■ **EXERCISE**:
Set down the listing exactly as given, minus images.

■ **AVAILABLE RECORDS**:
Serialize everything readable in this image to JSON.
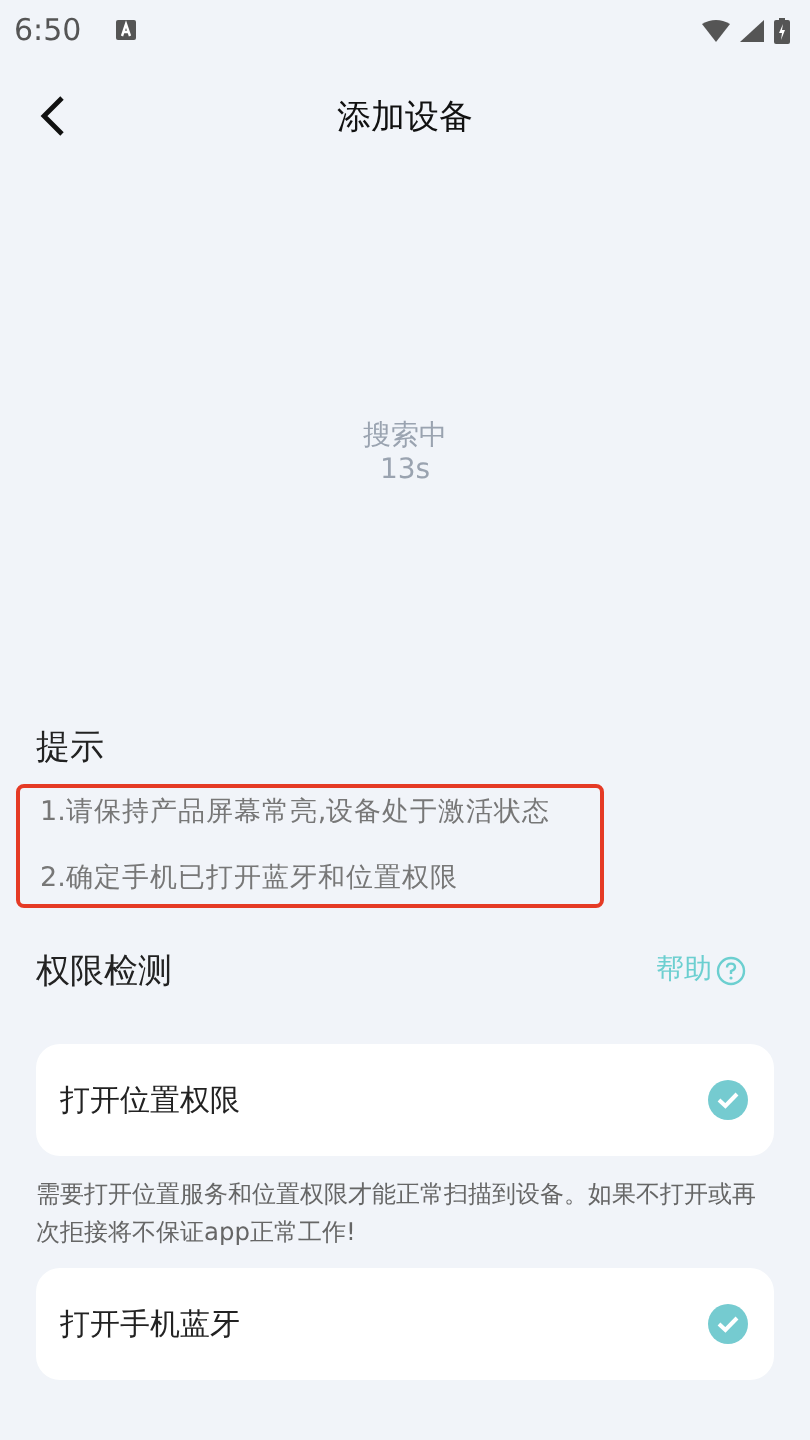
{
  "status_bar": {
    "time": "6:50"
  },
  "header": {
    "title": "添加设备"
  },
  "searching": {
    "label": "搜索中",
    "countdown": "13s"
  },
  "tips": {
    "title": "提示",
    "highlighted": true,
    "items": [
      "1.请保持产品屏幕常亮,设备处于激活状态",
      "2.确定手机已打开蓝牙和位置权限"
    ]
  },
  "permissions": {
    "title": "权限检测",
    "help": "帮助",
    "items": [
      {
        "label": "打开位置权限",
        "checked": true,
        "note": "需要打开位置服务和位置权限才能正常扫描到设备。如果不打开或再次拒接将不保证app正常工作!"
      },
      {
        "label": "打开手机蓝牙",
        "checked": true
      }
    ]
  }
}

■ **ANSWER SECTION**:
Serialize everything readable in this image to JSON.
{
  "status_bar": {
    "time": "6:50"
  },
  "header": {
    "title": "添加设备"
  },
  "searching": {
    "label": "搜索中",
    "countdown": "13s"
  },
  "tips": {
    "title": "提示",
    "highlighted": true,
    "items": [
      "1.请保持产品屏幕常亮,设备处于激活状态",
      "2.确定手机已打开蓝牙和位置权限"
    ]
  },
  "permissions": {
    "title": "权限检测",
    "help": "帮助",
    "items": [
      {
        "label": "打开位置权限",
        "checked": true,
        "note": "需要打开位置服务和位置权限才能正常扫描到设备。如果不打开或再次拒接将不保证app正常工作!"
      },
      {
        "label": "打开手机蓝牙",
        "checked": true
      }
    ]
  }
}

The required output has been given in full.